Have you ever done rock climbing? Did you enjoy it? I climb mountains, but I do not enjoy rock climbing! For 39 years I have been part of a group of seven men -- all Fuller alums -- who have been climbing mountains and exploring back country wilderness together. After a foolish first trip into the local mountains we signed up for the Sierra Club's Basic Mountaineering Training Course, to learn the skills that might have prevented the mistakes of our first trip. Rock Climbing was in the curriculum. I did not enjoy it. I am afraid of falling. I climb mountains, but I am afraid of heights!
I have been out on the rock face, standing on a little ledge, one hand clinging to a small knob, the other wedged in a slivered crack. Don holds my belay rope and encourages me to search for the next hold. But I am certain I will fall. I get what we call "sewing machine leg," where my leg jiggles so violently I am sure I will slip off the tiny ledge. In ministry, in leadership, in life, there are many precariously small ledges. What comes to mind for you?
Finally, with Don's affirmation I stretch for a small handhold just beyond my arm's length. I reach...I miss...and I fall. But the fall is not fatal. I drop about 18 inches. Don is paying attention. He holds tightly to the belay rope and stops my fall, holding me secure until I can regain my footing and begin climbing again. And I needed to fall. When I fell and experienced the security of the rope, I learned to trust the rope and to trust Don. That trust gave me the courage to risk the climb, and without further thought I scampered up that rock face.
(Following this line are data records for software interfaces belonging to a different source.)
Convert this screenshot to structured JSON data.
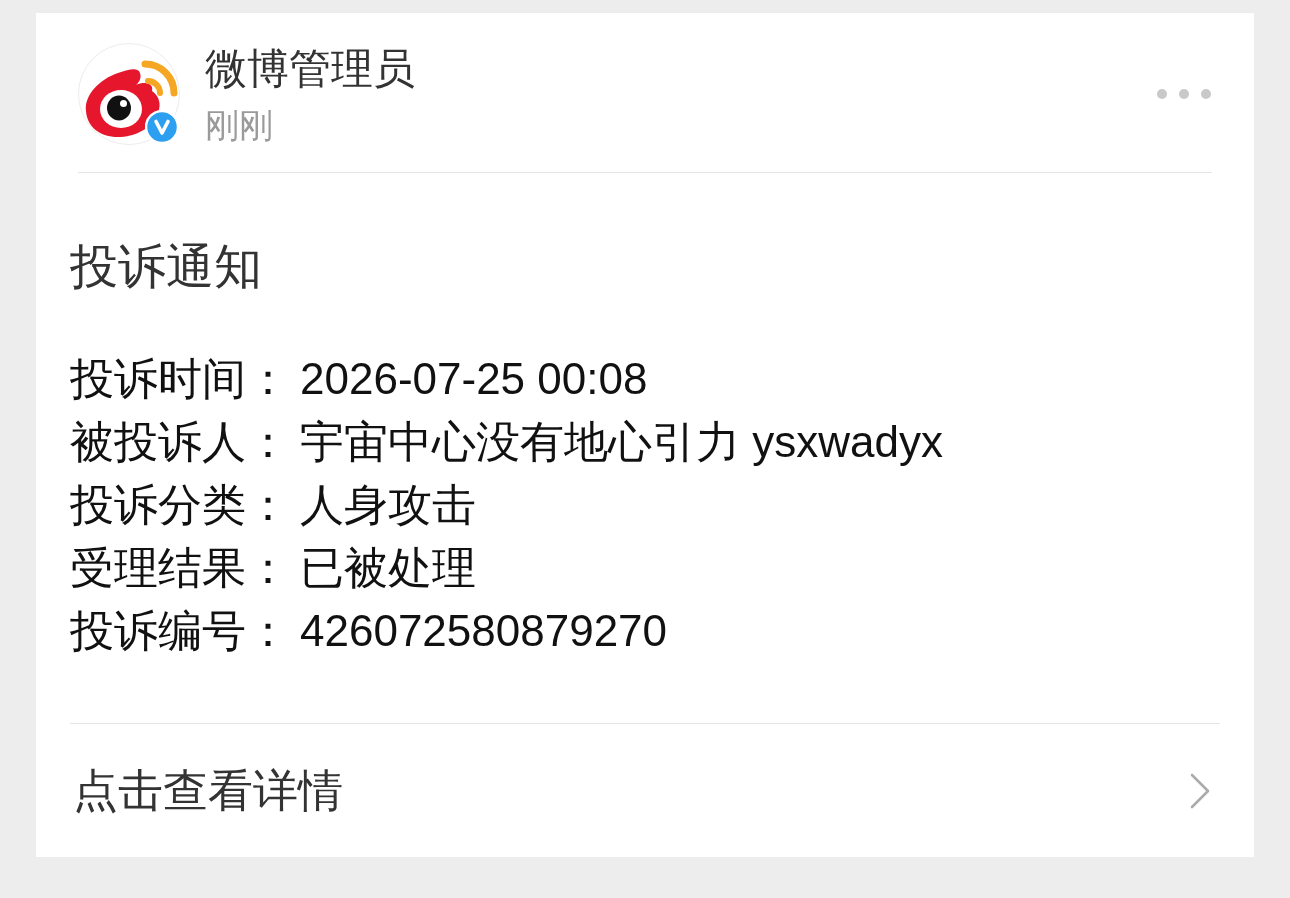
{
  "header": {
    "name": "微博管理员",
    "time": "刚刚",
    "verified": true
  },
  "notice": {
    "title": "投诉通知",
    "fields": [
      {
        "label": "投诉时间：",
        "value": "2026-07-25 00:08"
      },
      {
        "label": "被投诉人：",
        "value": "宇宙中心没有地心引力 ysxwadyx"
      },
      {
        "label": "投诉分类：",
        "value": "人身攻击"
      },
      {
        "label": "受理结果：",
        "value": "已被处理"
      },
      {
        "label": "投诉编号：",
        "value": "426072580879270"
      }
    ]
  },
  "footer": {
    "link": "点击查看详情"
  }
}
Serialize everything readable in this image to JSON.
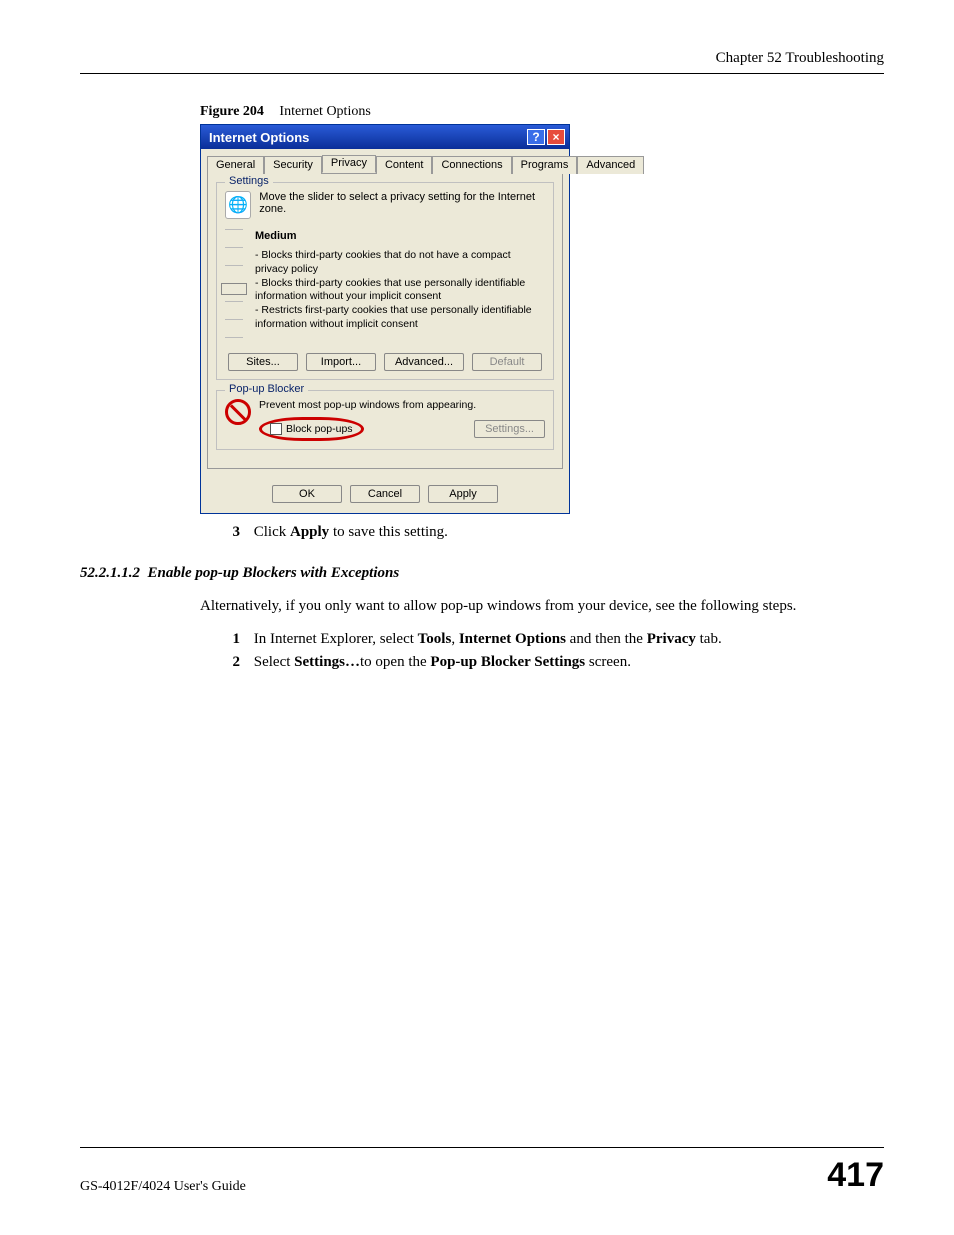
{
  "header": {
    "chapter": "Chapter 52 Troubleshooting"
  },
  "figure": {
    "label": "Figure 204",
    "title": "Internet Options"
  },
  "dialog": {
    "title": "Internet Options",
    "tabs": [
      "General",
      "Security",
      "Privacy",
      "Content",
      "Connections",
      "Programs",
      "Advanced"
    ],
    "active_tab": "Privacy",
    "settings": {
      "legend": "Settings",
      "instruction": "Move the slider to select a privacy setting for the Internet zone.",
      "level": "Medium",
      "desc1": "- Blocks third-party cookies that do not have a compact privacy policy",
      "desc2": "- Blocks third-party cookies that use personally identifiable information without your implicit consent",
      "desc3": "- Restricts first-party cookies that use personally identifiable information without implicit consent",
      "buttons": {
        "sites": "Sites...",
        "import": "Import...",
        "advanced": "Advanced...",
        "default": "Default"
      }
    },
    "popup": {
      "legend": "Pop-up Blocker",
      "desc": "Prevent most pop-up windows from appearing.",
      "checkbox": "Block pop-ups",
      "settings_btn": "Settings..."
    },
    "buttons": {
      "ok": "OK",
      "cancel": "Cancel",
      "apply": "Apply"
    }
  },
  "step3": {
    "num": "3",
    "text_pre": "Click ",
    "bold": "Apply",
    "text_post": " to save this setting."
  },
  "section": {
    "num": "52.2.1.1.2",
    "title": "Enable pop-up Blockers with Exceptions"
  },
  "alt_para": "Alternatively, if you only want to allow pop-up windows from your device, see the following steps.",
  "step1": {
    "num": "1",
    "pre": "In Internet Explorer, select ",
    "b1": "Tools",
    "sep1": ", ",
    "b2": "Internet Options",
    "sep2": " and then the ",
    "b3": "Privacy",
    "post": " tab."
  },
  "step2": {
    "num": "2",
    "pre": "Select ",
    "b1": "Settings…",
    "mid": "to open the ",
    "b2": "Pop-up Blocker Settings",
    "post": " screen."
  },
  "footer": {
    "guide": "GS-4012F/4024 User's Guide",
    "page": "417"
  }
}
This, for me, is a powerful metaphor for the mentoring relationship. Mentoring is a mentoree initiated and directed learning relationship. As we engage the journey of life, leadership, and calling, we seek out men and women to serve as resources for learning from life. "Mentors" are not directive authorities; they seldom give advice. They are not responsible for our learning and growth -- but they hold our rope. They listen, they affirm, they ask questions to clarify and broaden our perspective. They encourage us to consider who we intend to become. They share stories of their own journey in which we can learn from their risks, success, and failures. They provide a safe space, a relationship in which we can comfortably learn from our falls and failures and regain the courage to risk growth. Mentors are wonderful at affirming our successes, but they are invaluable at encouraging learning from our failures.
The belay rope does not stop you from falling; it keeps your fall from being fatal. It holds you secure until you can regain your footing, reclaim your confidence. Don does not pull me up the mountain; he does not climb for me. He affirms, encourages, keeps my fall from being fatal, and holds me secure while I learn from my failure and determine how to continue the climb from here.
My life has been graced by mentoring relationships. God has sent men and women across my path for over 57 years to serve as mentors -- encouraging learning resources -- as I risk the next steps of my journey. What gifts!
When you find yourself on a tight ledge with shaky legs and an ambiguous path forward, who has your rope? When you call out "On Belay," who responds, "Belay On -- I am here, go ahead, take the risk, live."
Walter C. Wright, Jr. is Senior Fellow at the Max De Pree Center for Leadership at Fuller Theological Seminary.